Sure! I would like to clarify, though, that by “logically omniscient” I also meant “while being way larger than everything else in the universe.” I’m also readily willing to admit that Bayesian probability theory doesn’t get anywhere near solving decision theory, that’s an entirely different can of worms where there’s still lots of work to be done. (Bayesian probability theory alone does not prescribe two-boxing, in fact; that requires the addition of some decision theory which tells you how to compute the consequences of actions given a probability distribution, which is way outside the domain of Bayesian inference.)

Bayesian reasoning is an idealized method for building accurate world-models when you’re the biggest thing in the room; two large open problems are (a) modeling the world when you’re smaller than the universe and (b) computing the counterfactual consequences of actions from your world model. Bayesian probability theory sheds little light on either; nor is it intended to.

I personally don’t think it’s that useful to consider cases like “but what if there’s two logically omniscient reasoners in the same room?” and then demand a coherent probability distribution. Nevertheless, you can do that, and in fact, we’ve recently solved that problem (Benya and Jessica Taylor will be presenting it at LORI V next week, in fact); the answer, assuming the usual decision-theoretic assumptions, is “they play Nash equilibria”, as you’d expect :-)

Sure! I would like to clarify, though, that by “logically omniscient” I also meant “while being way larger than everything else in the universe.” I’m also readily willing to admit that Bayesian probability theory doesn’t get anywhere near solving

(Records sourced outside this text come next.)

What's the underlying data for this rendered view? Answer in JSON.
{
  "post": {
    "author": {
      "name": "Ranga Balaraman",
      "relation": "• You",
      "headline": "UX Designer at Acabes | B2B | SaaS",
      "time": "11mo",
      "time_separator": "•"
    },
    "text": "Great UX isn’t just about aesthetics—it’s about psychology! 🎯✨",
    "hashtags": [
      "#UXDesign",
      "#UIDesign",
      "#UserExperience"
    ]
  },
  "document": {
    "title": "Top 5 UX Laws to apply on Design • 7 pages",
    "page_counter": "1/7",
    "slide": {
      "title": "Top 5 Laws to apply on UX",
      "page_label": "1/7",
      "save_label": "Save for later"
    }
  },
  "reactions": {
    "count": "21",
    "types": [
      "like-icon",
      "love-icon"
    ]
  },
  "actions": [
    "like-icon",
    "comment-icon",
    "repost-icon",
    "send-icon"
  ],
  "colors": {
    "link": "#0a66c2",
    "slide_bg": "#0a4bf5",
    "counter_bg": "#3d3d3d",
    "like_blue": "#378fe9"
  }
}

decisiontheory, that’s an entirely different can of worms where there’s still lots of work to be done. (Bayesian probability theory alone does not prescribe two-boxing, in fact; that requires the addition of some decision theory which tells you how to compute the consequences of actions given a probability distribution, which is way outside the domain of Bayesian inference.)Bayesian reasoning is an idealized method for building accurate world-models when you’re the biggest thing in the room; two large open problems are (a) modeling the world when you’re

smallerthan the universe and (b) computing the counterfactual consequences of actions from your world model. Bayesian probability theory sheds little light on either; nor is it intended to.I personally don’t think it’s that useful to consider cases like “but what if there’s two logically omniscient reasoners in the same room?” and then demand a coherent probability distribution. Nevertheless, you can do that, and in fact, we’ve recently solved that problem (Benya and Jessica Taylor will be presenting it at LORI V next week, in fact); the answer, assuming the usual decision-theoretic assumptions, is “they play Nash equilibria”, as you’d expect :-)

Cool, I will take a look at the paper!